Courtesy of Computech Systems
When the engine is being used at a racetrack or anytime you are trying to get the very most from the engine, the air/fuel mixtures should be adjusted correctly for the ever-changing air density. First, the baseline tune-up for the air/fuel mixtures must be set and correct for the conditions of testing. The next step is fine-tuning for changes in the air density.
The readings from a barometer as well as air temperature and humidity gauges can be used to calculate the density altitude or the air density ratio (ADR percentage) change from your baseline jetting. Knowing the density altitude and comparing it to what it was when you established your baseline tune-up will tell you which way you should change your fuel curve for the weather conditions. The suggested change in jet size is to go down one jet size for every 1,500 feet in density altitude you go up. Conversely, for every 1,500 feet you go down in density altitude, go up one jet size. A lot of racers use density altitude as a tuning aid, but ADR percentage is more user friendly. ADR percentage is easier to use because of the following: If the air quality goes up 2 percent, the engine fuel must increase 2 percent to keep the same tune-up. The ADR percentage and density altitude are both air quality indicators. ADR is expressed in percent of standard conditions, and density altitude is expressed in feet above the same standard conditions.
The weather station from Computech Systems offers both the RaceAir Competition Weather Analyzer and the RaceAir Pro. The RaceAir Competition Weather Analyzer supplies a reading for the density altitude or the air density ratio. The RaceAir Pro has many additional features, including a program that can supply you with a suggested jet change that would be correct for the current air density. These changes in jet size are necessary because as the density altitude goes up, the air becomes thinner, thus the engine needs less fuel.
By using the density altitude or the ADR percentage to help calculate which jet size to use, it becomes easy to keep up with the ever-changing weather conditions and stay a step ahead of the competition. This information can also be used to determine which jet you should change to when going to a race at a high-altitude racetrack before you even get there.
A properly tuned fuel and ignition system will allow your race engine to perform up to its potential and will supply you a better running, more reliable race car. Using an extended range oxygen sensor combined with an infrared exhaust gas analyzer and then reading the spark plugs is the best way to know if the air/fuel mixture is correct for your engine. Taking the time to properly tune your race engine's fuel system will not only allow you to unlock all its power, it may help avoid destroying an expensive race engine due to an incorrect fuel system tune-up.

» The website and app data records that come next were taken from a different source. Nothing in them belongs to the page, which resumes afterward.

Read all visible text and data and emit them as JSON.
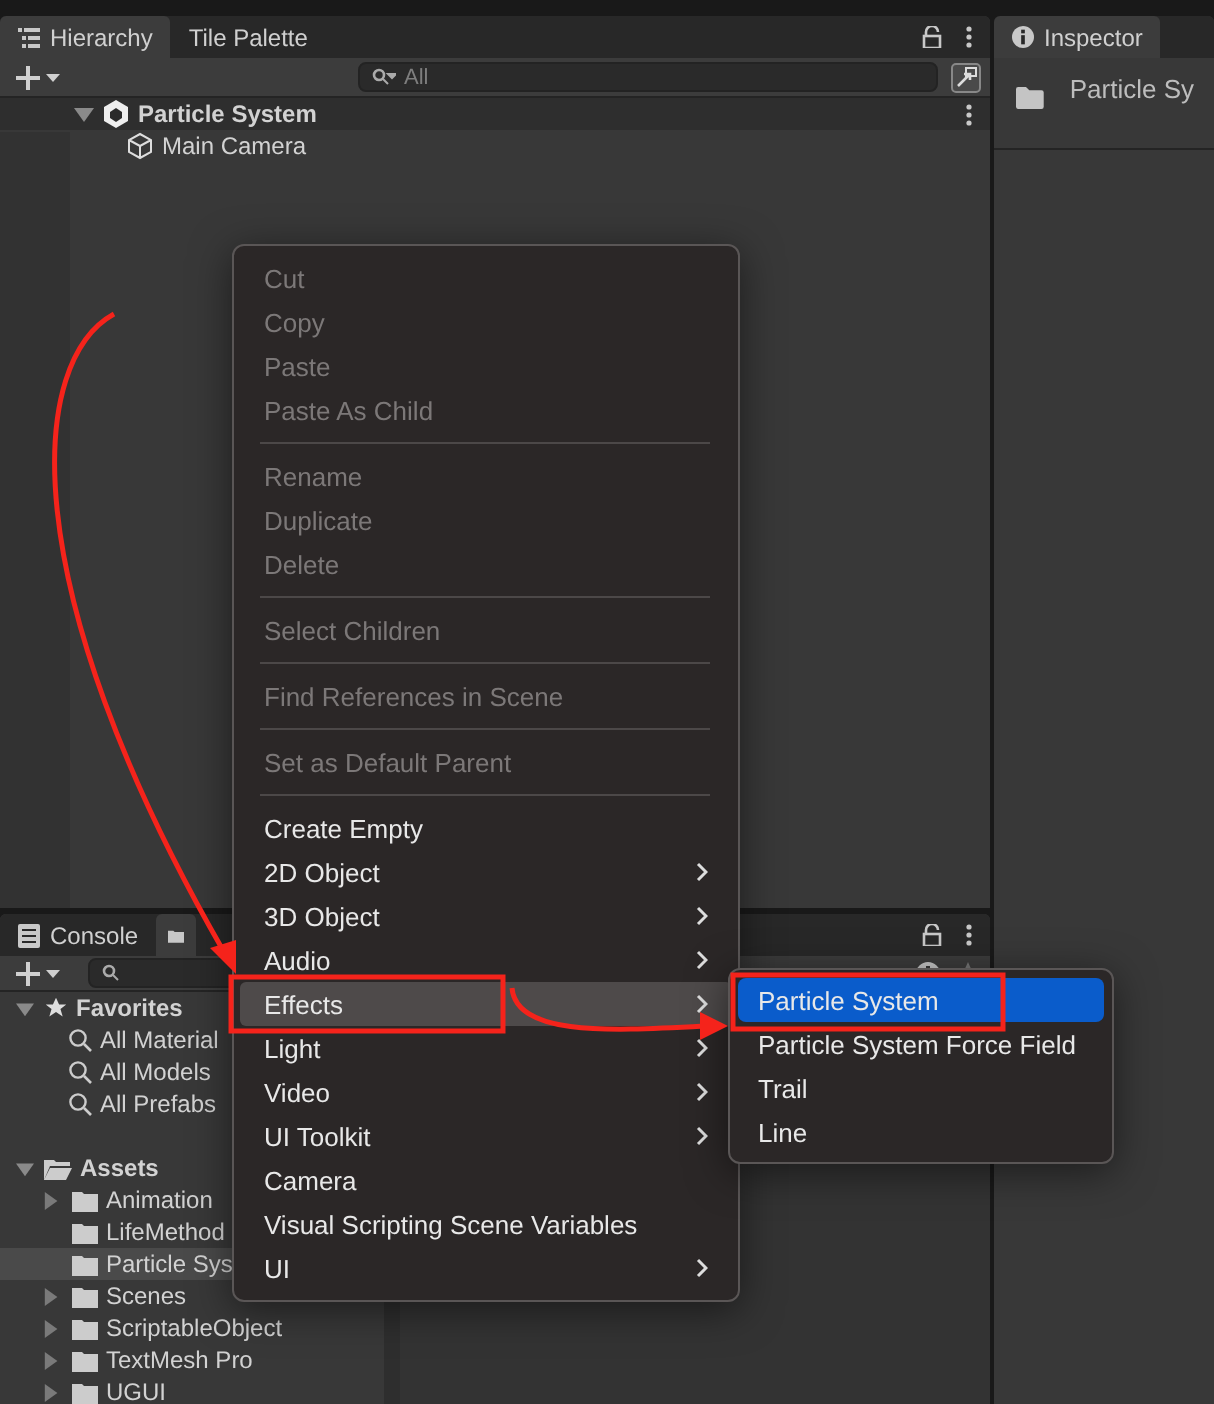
{
  "hierarchy": {
    "tabs": [
      {
        "label": "Hierarchy",
        "selected": true
      },
      {
        "label": "Tile Palette",
        "selected": false
      }
    ],
    "search": {
      "placeholder": "All"
    },
    "items": [
      {
        "label": "Particle System",
        "kind": "scene",
        "expanded": true,
        "children": [
          {
            "label": "Main Camera",
            "kind": "gameobject"
          }
        ]
      }
    ]
  },
  "inspector": {
    "tab": "Inspector",
    "title": "Particle Sy"
  },
  "project": {
    "tabs": [
      {
        "label": "Console",
        "selected": false
      }
    ],
    "favorites": {
      "label": "Favorites",
      "expanded": true,
      "items": [
        "All Material",
        "All Models",
        "All Prefabs"
      ]
    },
    "assets": {
      "label": "Assets",
      "expanded": true,
      "children": [
        {
          "label": "Animation",
          "has_children": true,
          "selected": false
        },
        {
          "label": "LifeMethod",
          "has_children": false,
          "selected": false
        },
        {
          "label": "Particle Sys",
          "has_children": false,
          "selected": true
        },
        {
          "label": "Scenes",
          "has_children": true,
          "selected": false
        },
        {
          "label": "ScriptableObject",
          "has_children": true,
          "selected": false
        },
        {
          "label": "TextMesh Pro",
          "has_children": true,
          "selected": false
        },
        {
          "label": "UGUI",
          "has_children": true,
          "selected": false
        }
      ]
    }
  },
  "context_menu": {
    "items": [
      {
        "kind": "item",
        "label": "Cut",
        "disabled": true,
        "submenu": false,
        "selected": false
      },
      {
        "kind": "item",
        "label": "Copy",
        "disabled": true,
        "submenu": false,
        "selected": false
      },
      {
        "kind": "item",
        "label": "Paste",
        "disabled": true,
        "submenu": false,
        "selected": false
      },
      {
        "kind": "item",
        "label": "Paste As Child",
        "disabled": true,
        "submenu": false,
        "selected": false
      },
      {
        "kind": "separator"
      },
      {
        "kind": "item",
        "label": "Rename",
        "disabled": true,
        "submenu": false,
        "selected": false
      },
      {
        "kind": "item",
        "label": "Duplicate",
        "disabled": true,
        "submenu": false,
        "selected": false
      },
      {
        "kind": "item",
        "label": "Delete",
        "disabled": true,
        "submenu": false,
        "selected": false
      },
      {
        "kind": "separator"
      },
      {
        "kind": "item",
        "label": "Select Children",
        "disabled": true,
        "submenu": false,
        "selected": false
      },
      {
        "kind": "separator"
      },
      {
        "kind": "item",
        "label": "Find References in Scene",
        "disabled": true,
        "submenu": false,
        "selected": false
      },
      {
        "kind": "separator"
      },
      {
        "kind": "item",
        "label": "Set as Default Parent",
        "disabled": true,
        "submenu": false,
        "selected": false
      },
      {
        "kind": "separator"
      },
      {
        "kind": "item",
        "label": "Create Empty",
        "disabled": false,
        "submenu": false,
        "selected": false
      },
      {
        "kind": "item",
        "label": "2D Object",
        "disabled": false,
        "submenu": true,
        "selected": false
      },
      {
        "kind": "item",
        "label": "3D Object",
        "disabled": false,
        "submenu": true,
        "selected": false
      },
      {
        "kind": "item",
        "label": "Audio",
        "disabled": false,
        "submenu": true,
        "selected": false
      },
      {
        "kind": "item",
        "label": "Effects",
        "disabled": false,
        "submenu": true,
        "selected": true
      },
      {
        "kind": "item",
        "label": "Light",
        "disabled": false,
        "submenu": true,
        "selected": false
      },
      {
        "kind": "item",
        "label": "Video",
        "disabled": false,
        "submenu": true,
        "selected": false
      },
      {
        "kind": "item",
        "label": "UI Toolkit",
        "disabled": false,
        "submenu": true,
        "selected": false
      },
      {
        "kind": "item",
        "label": "Camera",
        "disabled": false,
        "submenu": false,
        "selected": false
      },
      {
        "kind": "item",
        "label": "Visual Scripting Scene Variables",
        "disabled": false,
        "submenu": false,
        "selected": false
      },
      {
        "kind": "item",
        "label": "UI",
        "disabled": false,
        "submenu": true,
        "selected": false
      }
    ]
  },
  "submenu": {
    "items": [
      {
        "label": "Particle System",
        "selected": true
      },
      {
        "label": "Particle System Force Field",
        "selected": false
      },
      {
        "label": "Trail",
        "selected": false
      },
      {
        "label": "Line",
        "selected": false
      }
    ]
  }
}
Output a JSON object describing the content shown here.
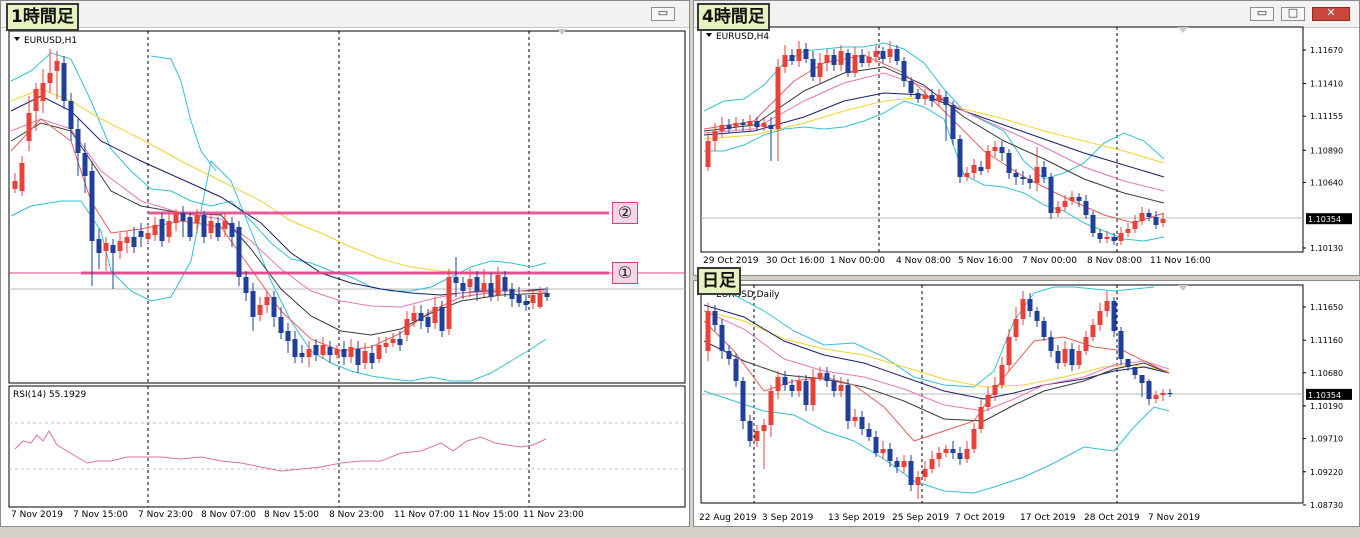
{
  "h1": {
    "badge": "1時間足",
    "symbol": "EURUSD,H1",
    "rsi_label": "RSI(14) 55.1929",
    "x_labels": [
      "7 Nov 2019",
      "7 Nov 15:00",
      "7 Nov 23:00",
      "8 Nov 07:00",
      "8 Nov 15:00",
      "8 Nov 23:00",
      "11 Nov 07:00",
      "11 Nov 15:00",
      "11 Nov 23:00"
    ],
    "markers": [
      "②",
      "①"
    ]
  },
  "h4": {
    "badge": "4時間足",
    "symbol": "EURUSD,H4",
    "x_labels": [
      "29 Oct 2019",
      "30 Oct 16:00",
      "1 Nov 00:00",
      "4 Nov 08:00",
      "5 Nov 16:00",
      "7 Nov 00:00",
      "8 Nov 08:00",
      "11 Nov 16:00"
    ],
    "y_labels": [
      "1.11670",
      "1.11410",
      "1.11155",
      "1.10890",
      "1.10640",
      "1.10354",
      "1.10130"
    ],
    "y_values": [
      1.1167,
      1.1141,
      1.11155,
      1.1089,
      1.1064,
      1.10354,
      1.1013
    ],
    "current_price": "1.10354"
  },
  "d1": {
    "badge": "日足",
    "symbol": "EURUSD,Daily",
    "x_labels": [
      "22 Aug 2019",
      "3 Sep 2019",
      "13 Sep 2019",
      "25 Sep 2019",
      "7 Oct 2019",
      "17 Oct 2019",
      "28 Oct 2019",
      "7 Nov 2019"
    ],
    "y_labels": [
      "1.11650",
      "1.11160",
      "1.10680",
      "1.10354",
      "1.10190",
      "1.09710",
      "1.09220",
      "1.08730"
    ],
    "y_values": [
      1.1165,
      1.1116,
      1.1068,
      1.10354,
      1.1019,
      1.0971,
      1.0922,
      1.0873
    ],
    "current_price": "1.10354"
  },
  "colors": {
    "bull": "#e8413a",
    "bear": "#1f3f9a",
    "bb": "#33c0d6",
    "ma_black": "#3a3a3a",
    "ma_navy": "#16206e",
    "ma_yellow": "#f2d230",
    "ma_pink": "#e878b4",
    "ma_red": "#e2605c",
    "rsi": "#e070a0",
    "hline": "#e0408a"
  }
}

Whether you purchase a new or used infrared exhaust gas analyzer or borrow one from another racer, this method of checking and setting the air/fuel mixture can help you get the most out of your engine. For a more detailed explanation of the use of a five-gas infrared exhaust gas analyzer in fuel system diagnosis, see www.automotiveu.com.
|Jetting With An Infrared Gas Analyzer|
When jetting with an infrared exhaust gas analyzer, use this CO-to-air/fuel conversion table for best results.